No rapper is more controversial than Atlanta, Georgia product Lil Yachty. He has almost single-handedly torn a divide between old school and new school hip-hop fans, critics, and commentators. Yachty’s goofy, cartoonish voice is fun and friendly to some and headache-inducing for others. I fall somewhere in between. His 2016 breakout mixtape Lil Boat (his nickname/alter ego) featured two of my favorite rap songs of last year. “1Night” and the “Minnesota” remix have such an innocent-meets-ignorant vibe to them. Yachty brings a carefree breath of fresh air to contemporary hip-hop. He’s helping make rap music the most accessible genre in America (if it isn’t already). However, I can see why some people have a hard time vibing with his music. He is a flamboyant jokester. But he’s just so damn catchy.
D.R.A.M. and Yachty’s five-times-platinum hit “Broccoli” turned Boat into a household name. He teamed up with superstar athlete LeBron James in a heavily shown Sprite commercial. You could feel his bank account growing with every smile. Lil Yachty and his sonic palette have a boyish charm. I believe this is something hip-hop desperately needs. Because themes of street violence and drug trafficking are so prevalent in rap, Yachty emerges refreshingly unique. The only problem is, due to his immature agenda, Lil Yachty doesn’t do much with his platform. Rather than blaze new trails with his vibrant, youthful sound, he camouflages into mediocrity. His off-beat flows and excessively sexualized bars do little to separate him from the pack.
The Georgian’s debut album Teenage Emotions takes the worst elements of his breakout tape, stretching them out over 69 minutes. That number is ironic with how often he demands blowjobs and sex favors across this album. I listen to multitudes of rap music. I can handle and enjoy explicit lyrics. Nevertheless, this project exhibits a severe lack of quality control. The album’s title is quite fitting, though. Yachty spends most of Teenage Emotions expressing extreme signs of adolescence. A bulk of the lyrics here are rebellious, naughty, and insecure. They resemble a kid retaliating from an act of bullying. Boat chooses to dwell on his haters’ negative energy instead of simply ignoring it. He’s trying so hard to sound cool when being himself would do more than suffice.

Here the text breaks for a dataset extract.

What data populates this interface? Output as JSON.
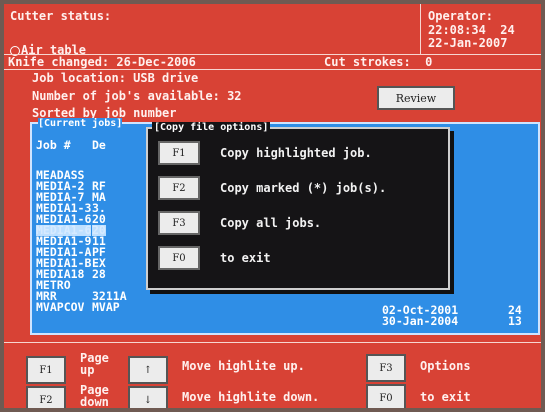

Also, Yachty’s bars on this album are the most crass and indefensible ones you’ll hear all year. I guarantee it. Contrarily, there are moments of ambitious production here, which I will always applaud. The 80’s-style pop-rock instrumental on “Bring It Back” sparked my interest. It’s a serviceable change of pace. “Better” featuring Stefflon Don has a pleasing reggae feel. But the songwriting on both is so rudimentary, it limits their replay value. Standout “Dirty Mouth” houses the previously mentioned vulgarity. However, Yachty’s flow and aggression match the hype beat. I just wish this project was more concise. At 21 tracks, Teenage Emotions is a road trip of an album — the kind where your mom controls the aux. Doused in Auto-tune and inexperience, this debut is the rendezvous of novice and novelty.